++++ Exercise material

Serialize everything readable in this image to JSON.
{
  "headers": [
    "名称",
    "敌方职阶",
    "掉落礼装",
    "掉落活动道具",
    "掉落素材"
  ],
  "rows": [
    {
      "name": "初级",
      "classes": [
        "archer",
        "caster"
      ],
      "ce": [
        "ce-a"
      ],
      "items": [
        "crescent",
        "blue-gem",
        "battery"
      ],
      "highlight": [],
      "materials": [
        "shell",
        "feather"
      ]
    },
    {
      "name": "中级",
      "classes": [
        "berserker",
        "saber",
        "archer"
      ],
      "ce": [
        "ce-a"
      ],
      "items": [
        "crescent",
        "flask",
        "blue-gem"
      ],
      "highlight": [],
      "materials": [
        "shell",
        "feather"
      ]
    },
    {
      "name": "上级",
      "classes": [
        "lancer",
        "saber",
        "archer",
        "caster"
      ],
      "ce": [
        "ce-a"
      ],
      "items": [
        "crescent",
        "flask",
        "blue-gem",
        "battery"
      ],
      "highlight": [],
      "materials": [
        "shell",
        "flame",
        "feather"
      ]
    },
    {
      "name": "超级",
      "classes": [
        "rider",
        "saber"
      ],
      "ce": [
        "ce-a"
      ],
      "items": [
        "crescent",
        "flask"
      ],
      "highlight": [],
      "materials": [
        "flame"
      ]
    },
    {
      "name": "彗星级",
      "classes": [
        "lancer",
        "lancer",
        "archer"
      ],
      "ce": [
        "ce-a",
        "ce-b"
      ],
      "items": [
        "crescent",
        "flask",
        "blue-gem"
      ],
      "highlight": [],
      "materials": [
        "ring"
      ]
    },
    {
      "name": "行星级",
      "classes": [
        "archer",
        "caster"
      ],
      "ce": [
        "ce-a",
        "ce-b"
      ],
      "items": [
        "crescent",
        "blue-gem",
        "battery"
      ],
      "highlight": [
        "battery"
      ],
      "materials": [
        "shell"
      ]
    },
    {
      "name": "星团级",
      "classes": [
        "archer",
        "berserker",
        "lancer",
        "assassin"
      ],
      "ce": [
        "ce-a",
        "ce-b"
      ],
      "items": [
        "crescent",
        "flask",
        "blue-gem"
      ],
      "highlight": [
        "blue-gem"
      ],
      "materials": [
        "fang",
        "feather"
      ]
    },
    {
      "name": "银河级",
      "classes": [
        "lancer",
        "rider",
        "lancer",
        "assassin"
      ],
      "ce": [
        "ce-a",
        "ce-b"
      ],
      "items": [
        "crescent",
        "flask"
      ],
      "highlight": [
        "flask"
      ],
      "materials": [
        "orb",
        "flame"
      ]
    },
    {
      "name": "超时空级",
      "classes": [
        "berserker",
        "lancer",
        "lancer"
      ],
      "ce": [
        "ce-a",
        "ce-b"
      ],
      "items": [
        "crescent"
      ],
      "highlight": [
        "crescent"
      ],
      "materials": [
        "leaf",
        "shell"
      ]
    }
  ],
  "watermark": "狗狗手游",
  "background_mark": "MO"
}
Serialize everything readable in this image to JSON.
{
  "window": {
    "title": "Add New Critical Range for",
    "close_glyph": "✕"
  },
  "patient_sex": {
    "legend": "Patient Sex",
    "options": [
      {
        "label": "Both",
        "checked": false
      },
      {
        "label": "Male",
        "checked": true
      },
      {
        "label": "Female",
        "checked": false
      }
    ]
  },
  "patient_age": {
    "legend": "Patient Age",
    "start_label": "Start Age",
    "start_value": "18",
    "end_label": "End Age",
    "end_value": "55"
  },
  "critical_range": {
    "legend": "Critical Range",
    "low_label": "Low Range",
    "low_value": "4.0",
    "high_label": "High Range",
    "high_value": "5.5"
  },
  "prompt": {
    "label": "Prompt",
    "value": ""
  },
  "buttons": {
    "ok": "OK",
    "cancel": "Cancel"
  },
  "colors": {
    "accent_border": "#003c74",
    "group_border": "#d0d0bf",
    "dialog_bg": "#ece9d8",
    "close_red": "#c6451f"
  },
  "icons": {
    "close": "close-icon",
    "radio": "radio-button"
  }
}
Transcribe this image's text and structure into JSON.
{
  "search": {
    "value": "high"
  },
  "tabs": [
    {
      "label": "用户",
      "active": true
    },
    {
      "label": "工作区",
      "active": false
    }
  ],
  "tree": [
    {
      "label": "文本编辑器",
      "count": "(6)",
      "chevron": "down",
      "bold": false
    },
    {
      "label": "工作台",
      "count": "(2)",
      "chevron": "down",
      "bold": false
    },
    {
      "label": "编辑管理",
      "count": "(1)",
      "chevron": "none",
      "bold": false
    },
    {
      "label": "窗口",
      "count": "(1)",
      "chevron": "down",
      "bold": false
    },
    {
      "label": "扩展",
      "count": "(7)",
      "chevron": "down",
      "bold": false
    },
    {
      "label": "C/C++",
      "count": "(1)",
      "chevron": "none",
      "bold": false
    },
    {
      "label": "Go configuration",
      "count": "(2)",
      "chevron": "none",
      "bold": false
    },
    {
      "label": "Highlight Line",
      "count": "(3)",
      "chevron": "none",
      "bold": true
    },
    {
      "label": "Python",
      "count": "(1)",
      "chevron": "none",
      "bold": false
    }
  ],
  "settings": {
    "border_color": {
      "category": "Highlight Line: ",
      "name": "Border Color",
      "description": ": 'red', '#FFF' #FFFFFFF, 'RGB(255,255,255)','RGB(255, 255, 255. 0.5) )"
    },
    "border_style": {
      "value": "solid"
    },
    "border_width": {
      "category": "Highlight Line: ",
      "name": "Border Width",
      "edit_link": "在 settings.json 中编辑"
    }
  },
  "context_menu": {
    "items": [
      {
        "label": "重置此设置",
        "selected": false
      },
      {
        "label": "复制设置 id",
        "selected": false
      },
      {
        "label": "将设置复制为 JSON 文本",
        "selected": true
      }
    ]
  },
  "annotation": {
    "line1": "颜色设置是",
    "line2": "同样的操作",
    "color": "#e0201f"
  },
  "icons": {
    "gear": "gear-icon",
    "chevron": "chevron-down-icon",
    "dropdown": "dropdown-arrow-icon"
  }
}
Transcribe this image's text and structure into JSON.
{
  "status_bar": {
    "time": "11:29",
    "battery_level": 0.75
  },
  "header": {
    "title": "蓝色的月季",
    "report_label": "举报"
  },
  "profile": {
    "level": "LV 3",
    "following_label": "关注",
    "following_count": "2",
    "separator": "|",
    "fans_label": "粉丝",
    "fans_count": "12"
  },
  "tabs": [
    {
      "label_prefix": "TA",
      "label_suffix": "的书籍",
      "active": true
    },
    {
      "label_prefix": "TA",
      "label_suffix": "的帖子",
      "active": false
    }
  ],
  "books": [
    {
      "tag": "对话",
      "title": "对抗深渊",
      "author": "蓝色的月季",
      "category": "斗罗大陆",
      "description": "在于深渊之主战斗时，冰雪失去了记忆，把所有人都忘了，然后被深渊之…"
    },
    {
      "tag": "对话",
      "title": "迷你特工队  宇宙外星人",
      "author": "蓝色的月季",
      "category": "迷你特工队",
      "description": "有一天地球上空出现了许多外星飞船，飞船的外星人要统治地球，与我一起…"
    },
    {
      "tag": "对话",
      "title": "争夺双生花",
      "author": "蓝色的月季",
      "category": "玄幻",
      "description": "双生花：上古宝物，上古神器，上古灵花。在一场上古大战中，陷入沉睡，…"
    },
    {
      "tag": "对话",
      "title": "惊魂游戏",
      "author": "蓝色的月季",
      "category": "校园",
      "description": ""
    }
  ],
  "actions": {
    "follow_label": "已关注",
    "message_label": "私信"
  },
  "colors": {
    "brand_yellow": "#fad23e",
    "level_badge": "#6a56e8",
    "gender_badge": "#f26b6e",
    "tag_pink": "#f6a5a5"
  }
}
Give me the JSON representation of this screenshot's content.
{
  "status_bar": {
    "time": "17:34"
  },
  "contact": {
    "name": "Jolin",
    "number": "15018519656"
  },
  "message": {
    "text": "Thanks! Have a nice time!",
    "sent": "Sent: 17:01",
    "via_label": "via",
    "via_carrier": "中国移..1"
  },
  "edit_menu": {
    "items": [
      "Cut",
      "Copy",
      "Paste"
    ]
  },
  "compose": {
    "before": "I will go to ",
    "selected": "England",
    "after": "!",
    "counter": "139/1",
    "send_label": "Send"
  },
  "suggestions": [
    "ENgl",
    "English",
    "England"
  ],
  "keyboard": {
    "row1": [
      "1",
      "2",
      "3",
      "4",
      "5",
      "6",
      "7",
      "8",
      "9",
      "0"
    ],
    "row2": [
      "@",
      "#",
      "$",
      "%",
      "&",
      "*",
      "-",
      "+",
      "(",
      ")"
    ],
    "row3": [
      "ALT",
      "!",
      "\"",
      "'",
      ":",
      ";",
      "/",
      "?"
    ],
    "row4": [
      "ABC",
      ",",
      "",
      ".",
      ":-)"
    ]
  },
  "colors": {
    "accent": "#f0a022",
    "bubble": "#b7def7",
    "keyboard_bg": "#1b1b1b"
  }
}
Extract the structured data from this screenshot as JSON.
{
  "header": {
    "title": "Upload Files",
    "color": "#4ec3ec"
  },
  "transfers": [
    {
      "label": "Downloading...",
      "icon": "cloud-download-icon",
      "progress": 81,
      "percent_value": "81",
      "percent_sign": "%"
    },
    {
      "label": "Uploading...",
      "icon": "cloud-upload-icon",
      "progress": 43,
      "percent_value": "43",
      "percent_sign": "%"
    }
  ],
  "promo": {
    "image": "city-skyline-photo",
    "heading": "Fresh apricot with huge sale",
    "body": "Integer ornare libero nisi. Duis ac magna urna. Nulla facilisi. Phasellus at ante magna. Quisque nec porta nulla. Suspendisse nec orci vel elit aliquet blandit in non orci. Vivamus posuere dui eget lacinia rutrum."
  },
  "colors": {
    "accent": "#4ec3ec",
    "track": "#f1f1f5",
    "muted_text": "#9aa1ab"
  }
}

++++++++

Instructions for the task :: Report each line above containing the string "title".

Reply to the exercise ::
    "title": "Add New Critical Range for",
    "title": "蓝色的月季",
      "title": "对抗深渊",
      "title": "迷你特工队  宇宙外星人",
      "title": "争夺双生花",
      "title": "惊魂游戏",
    "title": "Upload Files",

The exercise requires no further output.